§ **RECORD EXTRACTS**
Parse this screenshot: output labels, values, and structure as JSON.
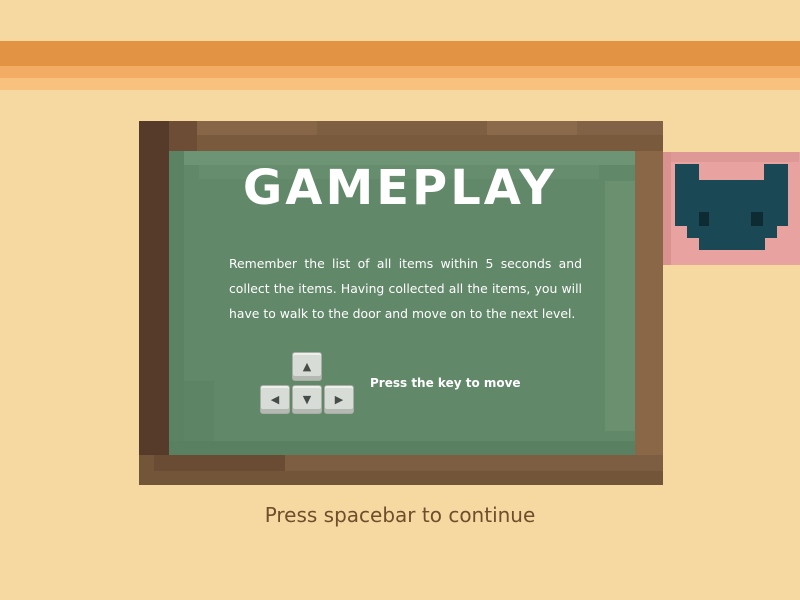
{
  "title": "GAMEPLAY",
  "description": "Remember the list of all items within 5 seconds and collect the items. Having collected all the items, you will have to walk to the door and move on to the next level.",
  "controls": {
    "hint": "Press the key to move",
    "keys": {
      "up": "▲",
      "left": "◀",
      "down": "▼",
      "right": "▶"
    }
  },
  "prompt": "Press spacebar to continue",
  "colors": {
    "background": "#f5d9a0",
    "stripe_dark": "#e29444",
    "stripe_mid": "#f3ac64",
    "stripe_light": "#f8c17e",
    "board_frame": "#7a5a3d",
    "board_surface": "#62886a",
    "character_body": "#1b4855",
    "character_outline": "#e8a3a0",
    "prompt_text": "#6e4e2c"
  },
  "icons": {
    "character": "teal-cat-character-icon",
    "arrow_keys": "arrow-keys-icon"
  }
}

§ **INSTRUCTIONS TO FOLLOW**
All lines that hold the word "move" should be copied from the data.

§ **OUTPUT FOR THIS TASK**
  "description": "Remember the list of all items within 5 seconds and collect the items. Having collected all the items, you will have to walk to the door and move on to the next level.",
    "hint": "Press the key to move",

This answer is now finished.